Required work ->
For each entry that follows, write out an identical copy.

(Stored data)
------------------------------

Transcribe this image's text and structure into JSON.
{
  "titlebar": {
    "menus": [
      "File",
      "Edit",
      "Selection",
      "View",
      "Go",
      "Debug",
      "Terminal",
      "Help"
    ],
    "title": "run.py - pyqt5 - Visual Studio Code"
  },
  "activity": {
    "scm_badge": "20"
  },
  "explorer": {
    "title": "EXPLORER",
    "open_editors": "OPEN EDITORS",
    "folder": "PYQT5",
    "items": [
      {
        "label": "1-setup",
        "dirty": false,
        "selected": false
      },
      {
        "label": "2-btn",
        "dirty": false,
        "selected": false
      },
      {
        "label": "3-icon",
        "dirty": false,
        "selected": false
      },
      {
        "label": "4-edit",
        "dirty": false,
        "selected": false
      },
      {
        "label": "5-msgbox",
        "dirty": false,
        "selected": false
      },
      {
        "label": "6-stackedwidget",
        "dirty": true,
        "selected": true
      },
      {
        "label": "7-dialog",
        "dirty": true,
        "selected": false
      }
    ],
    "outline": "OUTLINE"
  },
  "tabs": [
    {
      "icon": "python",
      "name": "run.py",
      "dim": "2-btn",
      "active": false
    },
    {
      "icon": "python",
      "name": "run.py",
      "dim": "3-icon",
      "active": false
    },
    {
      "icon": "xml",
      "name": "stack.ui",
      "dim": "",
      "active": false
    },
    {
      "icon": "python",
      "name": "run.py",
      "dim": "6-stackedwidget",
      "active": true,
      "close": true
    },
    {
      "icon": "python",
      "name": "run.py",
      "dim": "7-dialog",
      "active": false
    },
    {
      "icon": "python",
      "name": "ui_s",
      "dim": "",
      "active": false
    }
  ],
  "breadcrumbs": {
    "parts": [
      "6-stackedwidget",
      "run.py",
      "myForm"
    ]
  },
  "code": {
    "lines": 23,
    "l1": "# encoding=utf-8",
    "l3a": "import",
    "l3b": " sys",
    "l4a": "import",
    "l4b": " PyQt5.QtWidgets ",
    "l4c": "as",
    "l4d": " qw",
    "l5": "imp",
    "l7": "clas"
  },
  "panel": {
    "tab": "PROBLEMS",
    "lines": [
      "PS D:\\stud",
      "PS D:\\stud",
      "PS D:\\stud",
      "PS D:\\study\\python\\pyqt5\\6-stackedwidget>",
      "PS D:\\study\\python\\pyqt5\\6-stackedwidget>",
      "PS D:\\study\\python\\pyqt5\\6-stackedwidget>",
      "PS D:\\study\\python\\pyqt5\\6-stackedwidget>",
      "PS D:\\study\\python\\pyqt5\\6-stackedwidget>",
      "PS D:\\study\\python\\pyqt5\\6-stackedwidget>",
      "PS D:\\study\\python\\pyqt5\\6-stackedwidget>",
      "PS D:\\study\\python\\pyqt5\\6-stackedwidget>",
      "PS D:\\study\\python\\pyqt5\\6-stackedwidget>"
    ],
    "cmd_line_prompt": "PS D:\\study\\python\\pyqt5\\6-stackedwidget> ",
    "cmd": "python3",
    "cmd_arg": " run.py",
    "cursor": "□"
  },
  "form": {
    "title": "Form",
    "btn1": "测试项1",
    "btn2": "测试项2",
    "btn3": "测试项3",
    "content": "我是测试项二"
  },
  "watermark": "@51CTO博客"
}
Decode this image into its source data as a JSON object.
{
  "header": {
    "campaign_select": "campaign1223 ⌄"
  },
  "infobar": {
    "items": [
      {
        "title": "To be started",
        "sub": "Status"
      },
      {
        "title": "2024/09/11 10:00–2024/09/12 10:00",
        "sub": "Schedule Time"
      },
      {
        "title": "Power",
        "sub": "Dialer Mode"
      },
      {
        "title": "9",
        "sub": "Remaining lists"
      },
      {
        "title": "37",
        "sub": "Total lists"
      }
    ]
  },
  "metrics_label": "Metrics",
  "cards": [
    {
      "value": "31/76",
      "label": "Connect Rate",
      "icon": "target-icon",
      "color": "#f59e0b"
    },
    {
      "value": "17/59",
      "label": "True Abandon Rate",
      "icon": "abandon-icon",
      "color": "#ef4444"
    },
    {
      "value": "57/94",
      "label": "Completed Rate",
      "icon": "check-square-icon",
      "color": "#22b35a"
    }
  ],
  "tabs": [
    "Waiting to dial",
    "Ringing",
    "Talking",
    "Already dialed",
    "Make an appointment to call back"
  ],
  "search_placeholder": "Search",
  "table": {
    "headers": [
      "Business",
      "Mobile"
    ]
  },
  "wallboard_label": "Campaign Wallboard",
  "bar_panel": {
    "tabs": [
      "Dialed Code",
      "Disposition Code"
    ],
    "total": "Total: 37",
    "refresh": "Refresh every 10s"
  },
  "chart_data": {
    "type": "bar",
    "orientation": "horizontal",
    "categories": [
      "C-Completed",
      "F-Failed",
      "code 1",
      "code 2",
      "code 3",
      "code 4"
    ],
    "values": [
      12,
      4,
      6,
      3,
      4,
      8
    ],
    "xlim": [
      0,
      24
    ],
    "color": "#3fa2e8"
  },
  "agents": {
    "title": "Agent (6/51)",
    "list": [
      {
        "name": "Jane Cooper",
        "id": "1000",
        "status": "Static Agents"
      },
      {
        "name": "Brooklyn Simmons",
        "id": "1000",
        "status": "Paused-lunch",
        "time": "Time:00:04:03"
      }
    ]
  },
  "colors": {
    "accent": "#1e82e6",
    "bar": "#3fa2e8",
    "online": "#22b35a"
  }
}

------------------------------

Solution for this exercise ->
Transcribe this image's text and structure into JSON.
{
  "titlebar": {
    "menus": [
      "File",
      "Edit",
      "Selection",
      "View",
      "Go",
      "Debug",
      "Terminal",
      "Help"
    ],
    "title": "run.py - pyqt5 - Visual Studio Code"
  },
  "activity": {
    "scm_badge": "20"
  },
  "explorer": {
    "title": "EXPLORER",
    "open_editors": "OPEN EDITORS",
    "folder": "PYQT5",
    "items": [
      {
        "label": "1-setup",
        "dirty": false,
        "selected": false
      },
      {
        "label": "2-btn",
        "dirty": false,
        "selected": false
      },
      {
        "label": "3-icon",
        "dirty": false,
        "selected": false
      },
      {
        "label": "4-edit",
        "dirty": false,
        "selected": false
      },
      {
        "label": "5-msgbox",
        "dirty": false,
        "selected": false
      },
      {
        "label": "6-stackedwidget",
        "dirty": true,
        "selected": true
      },
      {
        "label": "7-dialog",
        "dirty": true,
        "selected": false
      }
    ],
    "outline": "OUTLINE"
  },
  "tabs": [
    {
      "icon": "python",
      "name": "run.py",
      "dim": "2-btn",
      "active": false
    },
    {
      "icon": "python",
      "name": "run.py",
      "dim": "3-icon",
      "active": false
    },
    {
      "icon": "xml",
      "name": "stack.ui",
      "dim": "",
      "active": false
    },
    {
      "icon": "python",
      "name": "run.py",
      "dim": "6-stackedwidget",
      "active": true,
      "close": true
    },
    {
      "icon": "python",
      "name": "run.py",
      "dim": "7-dialog",
      "active": false
    },
    {
      "icon": "python",
      "name": "ui_s",
      "dim": "",
      "active": false
    }
  ],
  "breadcrumbs": {
    "parts": [
      "6-stackedwidget",
      "run.py",
      "myForm"
    ]
  },
  "code": {
    "lines": 23,
    "l1": "# encoding=utf-8",
    "l3a": "import",
    "l3b": " sys",
    "l4a": "import",
    "l4b": " PyQt5.QtWidgets ",
    "l4c": "as",
    "l4d": " qw",
    "l5": "imp",
    "l7": "clas"
  },
  "panel": {
    "tab": "PROBLEMS",
    "lines": [
      "PS D:\\stud",
      "PS D:\\stud",
      "PS D:\\stud",
      "PS D:\\study\\python\\pyqt5\\6-stackedwidget>",
      "PS D:\\study\\python\\pyqt5\\6-stackedwidget>",
      "PS D:\\study\\python\\pyqt5\\6-stackedwidget>",
      "PS D:\\study\\python\\pyqt5\\6-stackedwidget>",
      "PS D:\\study\\python\\pyqt5\\6-stackedwidget>",
      "PS D:\\study\\python\\pyqt5\\6-stackedwidget>",
      "PS D:\\study\\python\\pyqt5\\6-stackedwidget>",
      "PS D:\\study\\python\\pyqt5\\6-stackedwidget>",
      "PS D:\\study\\python\\pyqt5\\6-stackedwidget>"
    ],
    "cmd_line_prompt": "PS D:\\study\\python\\pyqt5\\6-stackedwidget> ",
    "cmd": "python3",
    "cmd_arg": " run.py",
    "cursor": "□"
  },
  "form": {
    "title": "Form",
    "btn1": "测试项1",
    "btn2": "测试项2",
    "btn3": "测试项3",
    "content": "我是测试项二"
  },
  "watermark": "@51CTO博客"
}
Decode this image into its source data as a JSON object.
{
  "header": {
    "campaign_select": "campaign1223 ⌄"
  },
  "infobar": {
    "items": [
      {
        "title": "To be started",
        "sub": "Status"
      },
      {
        "title": "2024/09/11 10:00–2024/09/12 10:00",
        "sub": "Schedule Time"
      },
      {
        "title": "Power",
        "sub": "Dialer Mode"
      },
      {
        "title": "9",
        "sub": "Remaining lists"
      },
      {
        "title": "37",
        "sub": "Total lists"
      }
    ]
  },
  "metrics_label": "Metrics",
  "cards": [
    {
      "value": "31/76",
      "label": "Connect Rate",
      "icon": "target-icon",
      "color": "#f59e0b"
    },
    {
      "value": "17/59",
      "label": "True Abandon Rate",
      "icon": "abandon-icon",
      "color": "#ef4444"
    },
    {
      "value": "57/94",
      "label": "Completed Rate",
      "icon": "check-square-icon",
      "color": "#22b35a"
    }
  ],
  "tabs": [
    "Waiting to dial",
    "Ringing",
    "Talking",
    "Already dialed",
    "Make an appointment to call back"
  ],
  "search_placeholder": "Search",
  "table": {
    "headers": [
      "Business",
      "Mobile"
    ]
  },
  "wallboard_label": "Campaign Wallboard",
  "bar_panel": {
    "tabs": [
      "Dialed Code",
      "Disposition Code"
    ],
    "total": "Total: 37",
    "refresh": "Refresh every 10s"
  },
  "chart_data": {
    "type": "bar",
    "orientation": "horizontal",
    "categories": [
      "C-Completed",
      "F-Failed",
      "code 1",
      "code 2",
      "code 3",
      "code 4"
    ],
    "values": [
      12,
      4,
      6,
      3,
      4,
      8
    ],
    "xlim": [
      0,
      24
    ],
    "color": "#3fa2e8"
  },
  "agents": {
    "title": "Agent (6/51)",
    "list": [
      {
        "name": "Jane Cooper",
        "id": "1000",
        "status": "Static Agents"
      },
      {
        "name": "Brooklyn Simmons",
        "id": "1000",
        "status": "Paused-lunch",
        "time": "Time:00:04:03"
      }
    ]
  },
  "colors": {
    "accent": "#1e82e6",
    "bar": "#3fa2e8",
    "online": "#22b35a"
  }
}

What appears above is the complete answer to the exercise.